DESCRIPTION OF THE TASK -> Below are the records; print them again exactly and omit the pictures.

Data about app and page elements
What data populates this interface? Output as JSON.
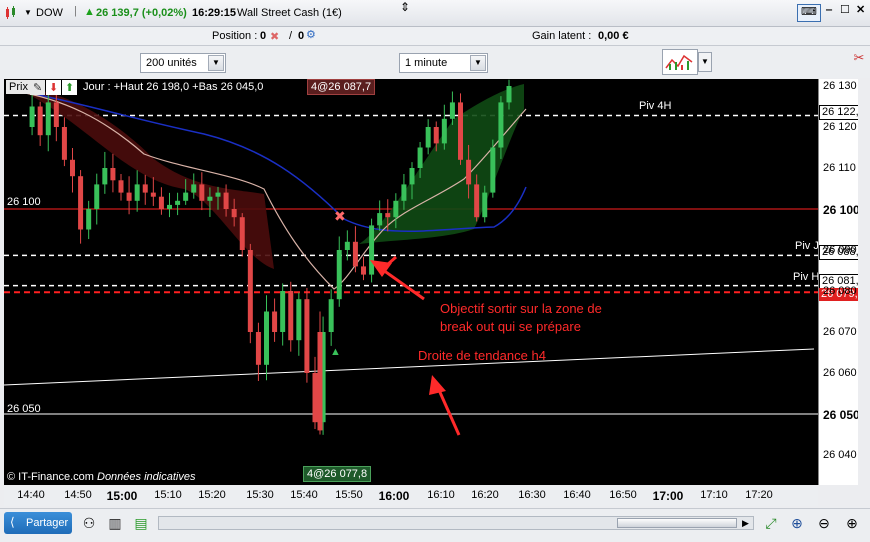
{
  "titlebar": {
    "symbol": "DOW",
    "price_change": "26 139,7 (+0,02%)",
    "time": "16:29:15",
    "instrument": "Wall Street Cash (1€)"
  },
  "infobar": {
    "position_label": "Position :",
    "position_value": "0",
    "position_sep": "/",
    "position_value2": "0",
    "gain_label": "Gain latent :",
    "gain_value": "0,00 €"
  },
  "toolbar": {
    "units_value": "200 unités",
    "timeframe_value": "1 minute"
  },
  "chart_header": {
    "prix_label": "Prix",
    "ohlc_text": "Jour : +Haut 26 198,0 +Bas 26 045,0",
    "top_tag": "4@26 087,7",
    "bottom_tag": "4@26 077,8",
    "copyright": "© IT-Finance.com",
    "disclaimer": "Données indicatives"
  },
  "levels": {
    "label_26100": "26 100",
    "label_26050": "26 050",
    "piv_4h": "Piv 4H",
    "piv_j": "Piv J",
    "piv_h": "Piv H"
  },
  "annotations": {
    "objective_line1": "Objectif sortir sur la zone de",
    "objective_line2": "break out qui se prépare",
    "trendline": "Droite de tendance h4"
  },
  "yaxis": {
    "ticks": [
      "26 130",
      "26 120",
      "26 110",
      "26 100",
      "26 090",
      "26 080",
      "26 070",
      "26 060",
      "26 050",
      "26 040"
    ],
    "box_pivot4h": "26 122,8",
    "box_pivj": "26 088,7",
    "box_pivh": "26 081,3",
    "box_red": "26 079,7"
  },
  "xaxis": {
    "ticks": [
      "14:40",
      "14:50",
      "15:00",
      "15:10",
      "15:20",
      "15:30",
      "15:40",
      "15:50",
      "16:00",
      "16:10",
      "16:20",
      "16:30",
      "16:40",
      "16:50",
      "17:00",
      "17:10",
      "17:20"
    ]
  },
  "bottombar": {
    "share_label": "Partager"
  },
  "colors": {
    "bull": "#39c15a",
    "bear": "#e14747",
    "background": "#000000",
    "level_red": "#ff2020",
    "ma_blue": "#1a2fc4"
  }
}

THE COMPLETED TASK ->
What data populates this interface? Output as JSON.
{
  "titlebar": {
    "symbol": "DOW",
    "price_change": "26 139,7 (+0,02%)",
    "time": "16:29:15",
    "instrument": "Wall Street Cash (1€)"
  },
  "infobar": {
    "position_label": "Position :",
    "position_value": "0",
    "position_sep": "/",
    "position_value2": "0",
    "gain_label": "Gain latent :",
    "gain_value": "0,00 €"
  },
  "toolbar": {
    "units_value": "200 unités",
    "timeframe_value": "1 minute"
  },
  "chart_header": {
    "prix_label": "Prix",
    "ohlc_text": "Jour : +Haut 26 198,0 +Bas 26 045,0",
    "top_tag": "4@26 087,7",
    "bottom_tag": "4@26 077,8",
    "copyright": "© IT-Finance.com",
    "disclaimer": "Données indicatives"
  },
  "levels": {
    "label_26100": "26 100",
    "label_26050": "26 050",
    "piv_4h": "Piv 4H",
    "piv_j": "Piv J",
    "piv_h": "Piv H"
  },
  "annotations": {
    "objective_line1": "Objectif sortir sur la zone de",
    "objective_line2": "break out qui se prépare",
    "trendline": "Droite de tendance h4"
  },
  "yaxis": {
    "ticks": [
      "26 130",
      "26 120",
      "26 110",
      "26 100",
      "26 090",
      "26 080",
      "26 070",
      "26 060",
      "26 050",
      "26 040"
    ],
    "box_pivot4h": "26 122,8",
    "box_pivj": "26 088,7",
    "box_pivh": "26 081,3",
    "box_red": "26 079,7"
  },
  "xaxis": {
    "ticks": [
      "14:40",
      "14:50",
      "15:00",
      "15:10",
      "15:20",
      "15:30",
      "15:40",
      "15:50",
      "16:00",
      "16:10",
      "16:20",
      "16:30",
      "16:40",
      "16:50",
      "17:00",
      "17:10",
      "17:20"
    ]
  },
  "bottombar": {
    "share_label": "Partager"
  },
  "colors": {
    "bull": "#39c15a",
    "bear": "#e14747",
    "background": "#000000",
    "level_red": "#ff2020",
    "ma_blue": "#1a2fc4"
  }
}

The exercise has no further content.